We are the people.
This is an inspired and inspiring document. It’s not terribly long and worth reading in full: HERE. So much more robust in its social vision than anything I’ve seen emerge from the Occupy movement, whose residual (if not outright dominant) liberalism mires its participants in the New Deal and Great Society nostalgia of their parents and grandparents. By contrast, the CLASSE Manifesto moves to name an enemy. A profound adversary which the liberal tradition is in fact predicated on protecting, not fighting. This enemy assails the public good and privatizes the commons: commodification.
This is the meaning of our vision, and the essence of our strike: it is a shared, collective action whose scope lies well beyond student interests. We are daring to call for a different world, one far removed from the blind submission our present commodity-based system requires.
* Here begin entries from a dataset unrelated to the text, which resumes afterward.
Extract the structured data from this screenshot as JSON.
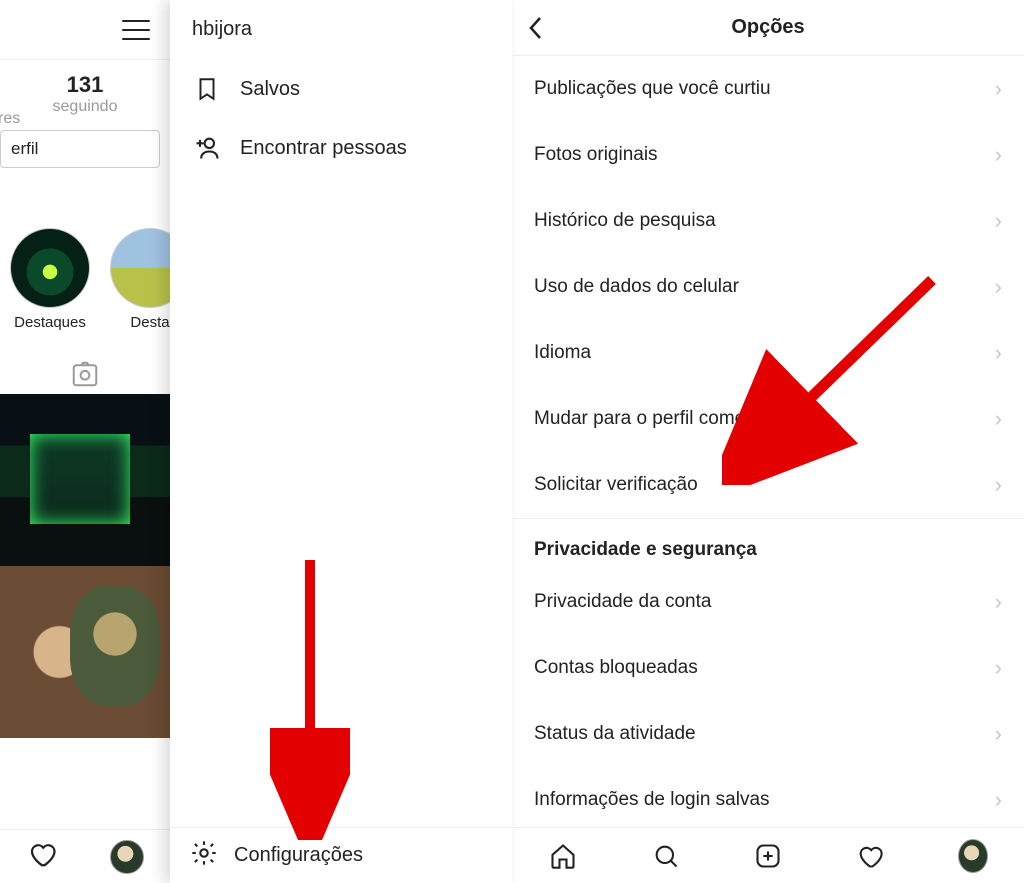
{
  "left": {
    "username": "hbijora",
    "stat_following_count": "131",
    "stat_following_label": "seguindo",
    "stat_followers_cut": "res",
    "edit_profile_cut": "erfil",
    "highlight1": "Destaques",
    "highlight2_cut": "Desta",
    "menu": {
      "saved": "Salvos",
      "find_people": "Encontrar pessoas",
      "settings": "Configurações"
    }
  },
  "right": {
    "title": "Opções",
    "items": [
      "Publicações que você curtiu",
      "Fotos originais",
      "Histórico de pesquisa",
      "Uso de dados do celular",
      "Idioma",
      "Mudar para o perfil comercial",
      "Solicitar verificação"
    ],
    "section": "Privacidade e segurança",
    "items2": [
      "Privacidade da conta",
      "Contas bloqueadas",
      "Status da atividade",
      "Informações de login salvas"
    ]
  }
}
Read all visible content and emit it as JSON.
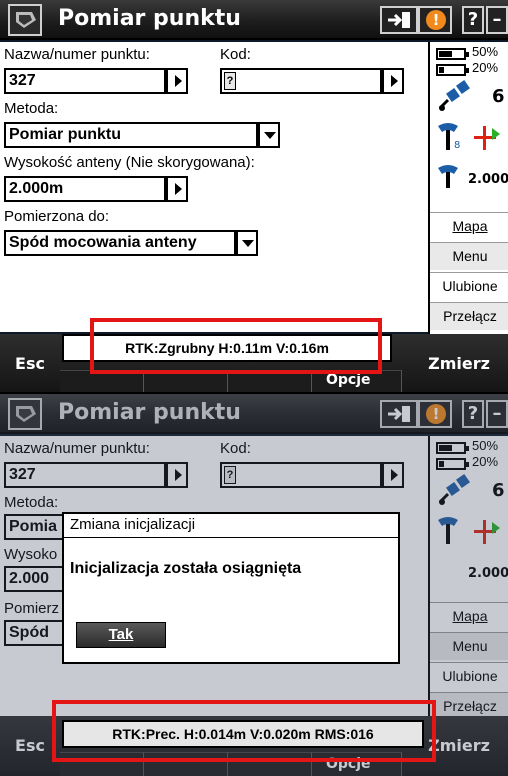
{
  "screen1": {
    "title": "Pomiar punktu",
    "labels": {
      "point_name": "Nazwa/numer punktu:",
      "code": "Kod:",
      "method": "Metoda:",
      "antenna_height": "Wysokość anteny (Nie skorygowana):",
      "measured_to": "Pomierzona do:"
    },
    "values": {
      "point_name": "327",
      "code": "",
      "method": "Pomiar punktu",
      "antenna_height": "2.000m",
      "measured_to": "Spód mocowania anteny"
    },
    "status": {
      "battery1": "50%",
      "battery2": "20%",
      "satellites": "6",
      "antenna": "2.000"
    },
    "side_buttons": [
      "Mapa",
      "Menu",
      "Ulubione",
      "Przełącz"
    ],
    "bottom": {
      "esc": "Esc",
      "measure": "Zmierz",
      "options": "Opcje",
      "rtk_status": "RTK:Zgrubny H:0.11m V:0.16m"
    }
  },
  "screen2": {
    "title": "Pomiar punktu",
    "labels": {
      "point_name": "Nazwa/numer punktu:",
      "code": "Kod:",
      "method": "Metoda:",
      "antenna_height": "Wysoko",
      "measured_to": "Pomierz"
    },
    "values": {
      "point_name": "327",
      "method": "Pomia",
      "antenna_height": "2.000",
      "measured_to": "Spód"
    },
    "status": {
      "battery1": "50%",
      "battery2": "20%",
      "satellites": "6",
      "antenna": "2.000"
    },
    "side_buttons": [
      "Mapa",
      "Menu",
      "Ulubione",
      "Przełącz"
    ],
    "dialog": {
      "title": "Zmiana inicjalizacji",
      "message": "Inicjalizacja została osiągnięta",
      "ok_label": "Tak"
    },
    "bottom": {
      "esc": "Esc",
      "measure": "Zmierz",
      "options": "Opcje",
      "rtk_status": "RTK:Prec. H:0.014m V:0.020m RMS:016"
    }
  },
  "colors": {
    "highlight": "#e41515",
    "warning": "#f08a1c",
    "titlebar": "#1e1e1e"
  }
}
Individuals, nature, our public services, these are being seen as commodities: the same tiny elite is busy selling everything that belongs to us. And yet we know that public services are not useless expenditures, nor are they consumer goods.
Together we have realized that our underground wealth cannot be measured in tons of metal, and that a woman’s body is not a selling point. In the same way, education cannot be sold; it ought to be provided to each and every one of us, without regard to our immigration status or our condition. Our aim is for an educational system that is for us, that we will share together.
There’s much more to think about and say here, particularly about how the version of grassroots syndicalism and direct democracy avowed here can (or cannot) be put to use in defense of Quebec’s existing public services, which by nature are in fact highly bureaucratic, top-down institutions embedded within a larger government apparatus. How much can community assemblies and student syndicalism do to defend public services in the context of an ongoing global economic crisis with no end in sight? But with the traditional heart of social democratic politics — trade unions — increasingly hollowed of principle and fighting spirit, the politics of CLASSE forge a way forward.
In his most recent book The Rebirth of History; Times of Riots and Uprisings, the French philosopher Alain Badiou effectively describes the relation CLASSE takes to the state: “You decide what the state must do and find the means of forcing it to, while always keeping your distance from the state and without ever submitting your convictions to its authority.” CLASSE, which has roughly 80 000 student members, maintains a strict distance from all political parties, though it doesn’t go so far as Badiou, who counsels against voting itself. And unlike the Occupy movement, the Quebec student movement has brilliant, charismatic leaders, individual faces like the dashing 21-year-old history student Gabriel Nadeau-Dubois (pictured) who’s currently on tour. Imagine if the Occupy movement — instead of a phobia of structure — had leaders like this (and organizations, like CLASSE, with press secretaries).